▶ [WHAT YOU SHOULD DO]:
Copy out the records that appear below, exactly as each one reads.

▶ [MATERIAL PROVIDED]:
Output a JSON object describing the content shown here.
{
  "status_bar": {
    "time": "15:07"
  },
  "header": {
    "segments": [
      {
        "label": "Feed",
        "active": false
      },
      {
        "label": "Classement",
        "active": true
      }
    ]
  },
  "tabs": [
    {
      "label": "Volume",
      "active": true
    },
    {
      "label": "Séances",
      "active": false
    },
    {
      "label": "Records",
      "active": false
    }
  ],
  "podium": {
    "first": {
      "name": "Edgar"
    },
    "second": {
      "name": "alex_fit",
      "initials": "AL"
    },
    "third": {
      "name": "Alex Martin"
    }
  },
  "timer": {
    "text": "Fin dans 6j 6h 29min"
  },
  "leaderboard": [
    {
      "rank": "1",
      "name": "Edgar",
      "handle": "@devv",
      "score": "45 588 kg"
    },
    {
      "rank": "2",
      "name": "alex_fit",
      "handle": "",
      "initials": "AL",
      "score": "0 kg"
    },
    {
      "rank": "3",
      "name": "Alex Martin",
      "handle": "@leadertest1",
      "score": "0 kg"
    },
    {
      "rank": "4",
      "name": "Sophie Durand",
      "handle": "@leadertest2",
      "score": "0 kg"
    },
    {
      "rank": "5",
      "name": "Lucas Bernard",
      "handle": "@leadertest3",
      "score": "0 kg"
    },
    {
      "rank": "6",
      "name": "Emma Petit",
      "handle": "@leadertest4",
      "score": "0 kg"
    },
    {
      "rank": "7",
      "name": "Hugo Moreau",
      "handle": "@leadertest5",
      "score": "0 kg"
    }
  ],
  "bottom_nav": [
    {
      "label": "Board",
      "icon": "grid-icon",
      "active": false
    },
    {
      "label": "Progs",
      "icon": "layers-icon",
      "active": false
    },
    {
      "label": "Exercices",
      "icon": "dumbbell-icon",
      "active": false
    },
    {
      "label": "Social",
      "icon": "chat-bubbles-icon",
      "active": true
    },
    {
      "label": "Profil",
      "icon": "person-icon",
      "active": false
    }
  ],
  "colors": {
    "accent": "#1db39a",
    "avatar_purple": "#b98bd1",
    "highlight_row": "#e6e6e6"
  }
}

▶ [ANSWER BOX]:
Output a JSON object describing the content shown here.
{
  "status_bar": {
    "time": "15:07"
  },
  "header": {
    "segments": [
      {
        "label": "Feed",
        "active": false
      },
      {
        "label": "Classement",
        "active": true
      }
    ]
  },
  "tabs": [
    {
      "label": "Volume",
      "active": true
    },
    {
      "label": "Séances",
      "active": false
    },
    {
      "label": "Records",
      "active": false
    }
  ],
  "podium": {
    "first": {
      "name": "Edgar"
    },
    "second": {
      "name": "alex_fit",
      "initials": "AL"
    },
    "third": {
      "name": "Alex Martin"
    }
  },
  "timer": {
    "text": "Fin dans 6j 6h 29min"
  },
  "leaderboard": [
    {
      "rank": "1",
      "name": "Edgar",
      "handle": "@devv",
      "score": "45 588 kg"
    },
    {
      "rank": "2",
      "name": "alex_fit",
      "handle": "",
      "initials": "AL",
      "score": "0 kg"
    },
    {
      "rank": "3",
      "name": "Alex Martin",
      "handle": "@leadertest1",
      "score": "0 kg"
    },
    {
      "rank": "4",
      "name": "Sophie Durand",
      "handle": "@leadertest2",
      "score": "0 kg"
    },
    {
      "rank": "5",
      "name": "Lucas Bernard",
      "handle": "@leadertest3",
      "score": "0 kg"
    },
    {
      "rank": "6",
      "name": "Emma Petit",
      "handle": "@leadertest4",
      "score": "0 kg"
    },
    {
      "rank": "7",
      "name": "Hugo Moreau",
      "handle": "@leadertest5",
      "score": "0 kg"
    }
  ],
  "bottom_nav": [
    {
      "label": "Board",
      "icon": "grid-icon",
      "active": false
    },
    {
      "label": "Progs",
      "icon": "layers-icon",
      "active": false
    },
    {
      "label": "Exercices",
      "icon": "dumbbell-icon",
      "active": false
    },
    {
      "label": "Social",
      "icon": "chat-bubbles-icon",
      "active": true
    },
    {
      "label": "Profil",
      "icon": "person-icon",
      "active": false
    }
  ],
  "colors": {
    "accent": "#1db39a",
    "avatar_purple": "#b98bd1",
    "highlight_row": "#e6e6e6"
  }
}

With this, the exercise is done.